I haven't been here for quite some time, so I'm not sure if this has been mentioned.

I just update Software Version 2018 01 24 (13333).

If you integrate from -1 to 0.75 the function: sqrt(1-x^2)*(x+2) all is good (2.818).

Leave of the multiplication: sqrt(1-x^2)(x+2) all sorts of Warning, constant function scrolling a million miles an hour.

Is this typical in CAS?

C

The Prime CAS has some very powerful features which sometimes produces results that might be different from what you expected, but usually for good reasons.

In this case, the sqrt(1-x^2)(x+2) does not mean what you probably think it means.

For instance, start with:

f(x):=x^2+1

g(x):=x^3

The following is a valid syntax used in textbooks, but not usually allowed on calculators but supported on the Prime:

(f*g)(2) --> 40

(f+g)(x+1) --> (x+1)^3+(x+1)^2+1

Notice how the adjacent parentheses do not mean implied multiplication here.

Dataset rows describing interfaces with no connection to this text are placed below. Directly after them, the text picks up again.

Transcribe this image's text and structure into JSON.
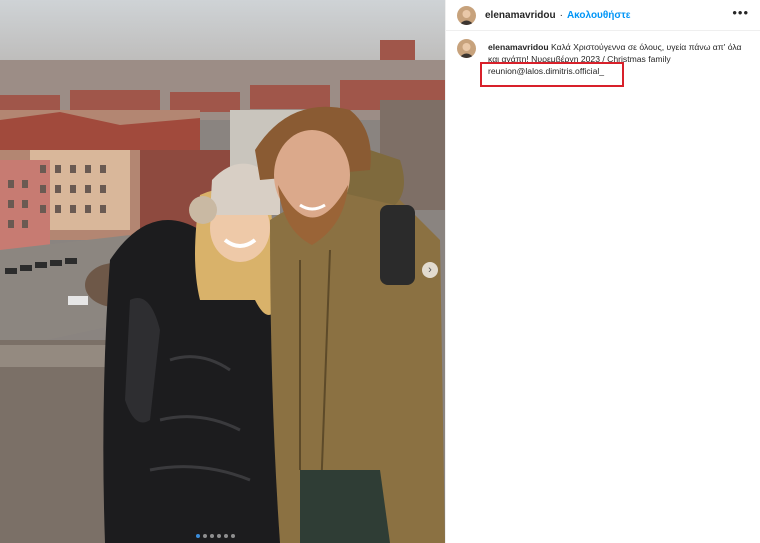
{
  "post": {
    "username": "elenamavridou",
    "separator": "·",
    "follow_label": "Ακολουθήστε",
    "more_icon": "more-horizontal-icon",
    "next_icon": "chevron-right-icon"
  },
  "caption": {
    "username": "elenamavridou",
    "text": "Καλά Χριστούγεννα σε όλους, υγεία πάνω απ' όλα και αγάπη! Νυρεμβέργη 2023 / Christmas family",
    "mention_line": "reunion@lalos.dimitris.official_"
  },
  "carousel": {
    "total_slides": 6,
    "active_slide": 1
  },
  "colors": {
    "follow": "#0095f6",
    "highlight_box": "#d8202a"
  }
}
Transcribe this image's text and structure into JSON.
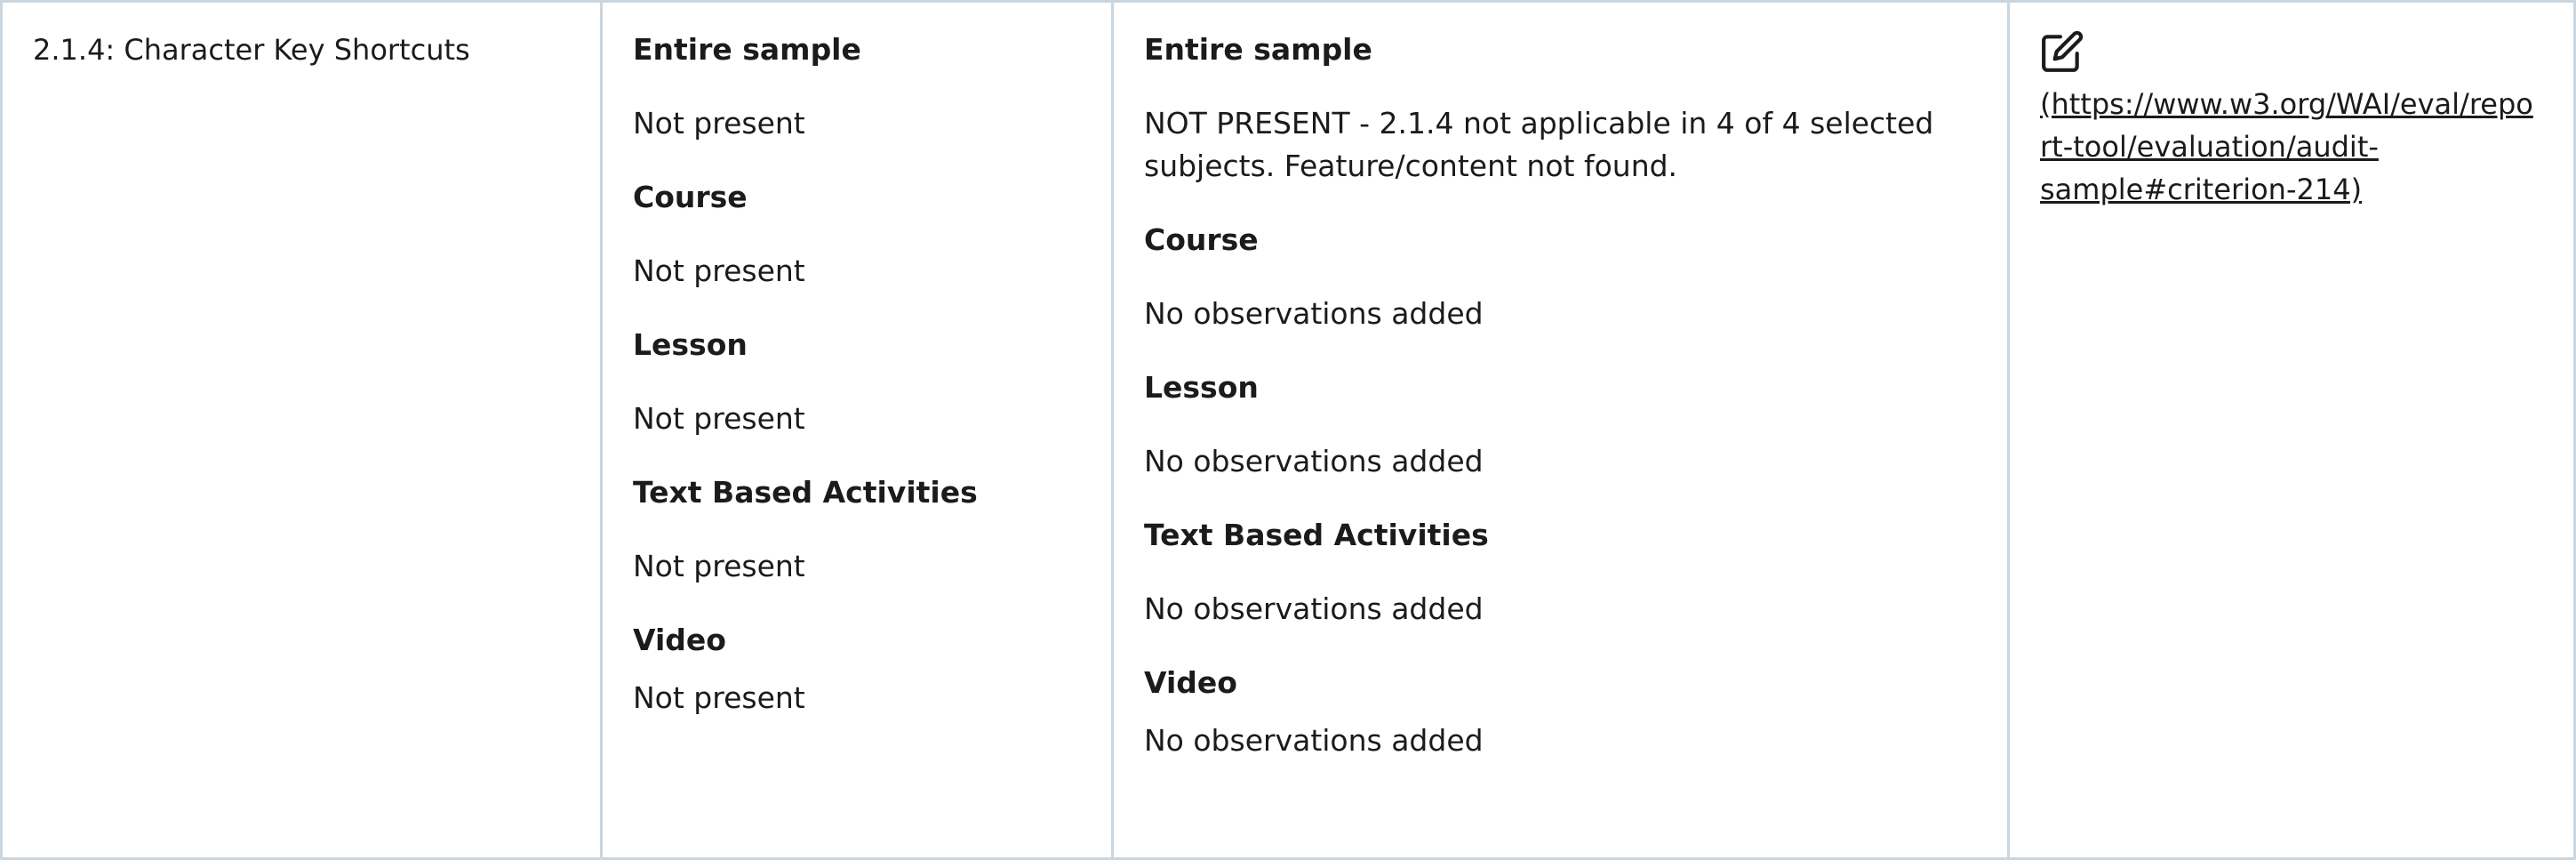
{
  "criterion": {
    "label": "2.1.4: Character Key Shortcuts"
  },
  "results": [
    {
      "title": "Entire sample",
      "value": "Not present"
    },
    {
      "title": "Course",
      "value": "Not present"
    },
    {
      "title": "Lesson",
      "value": "Not present"
    },
    {
      "title": "Text Based Activities",
      "value": "Not present"
    },
    {
      "title": "Video",
      "value": "Not present"
    }
  ],
  "observations": [
    {
      "title": "Entire sample",
      "value": "NOT PRESENT - 2.1.4 not applicable in 4 of 4 selected subjects. Feature/content not found."
    },
    {
      "title": "Course",
      "value": "No observations added"
    },
    {
      "title": "Lesson",
      "value": "No observations added"
    },
    {
      "title": "Text Based Activities",
      "value": "No observations added"
    },
    {
      "title": "Video",
      "value": "No observations added"
    }
  ],
  "edit": {
    "icon": "edit-icon",
    "link_text": "(https://www.w3.org/WAI/eval/report-tool/evaluation/audit-sample#criterion-214)"
  }
}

They mean "apply the function f+g to x+1". If you use your expression sqrt(1-x^2)(x+2) without the integral, you get:

sqrt(1-x^2)(x+2) --> √(1-(x+2)^2)

which is correct if you interpret the sqrt(1-x^2) as a function which is using (x+2) as the argument.

In general I tell my students to avoid using implied multiplication on any CAS except for the simplest of cases, like 2x+5y=6. The Nspire CAS also has cases that confuse my students, like x(x+1) being rejected since it could be implied multiplication or it could be a function named x. The inspire allows y(x+1) or x(y+1) as functions. As humans, we would likely interpret y(x+1) as a function, but we might interpret x(y+1) as implied multiplication. Understanding human thought is tricky business. :-)

Even simple things like 1/2pi has different meaning on different calculators, even different models from the same brand.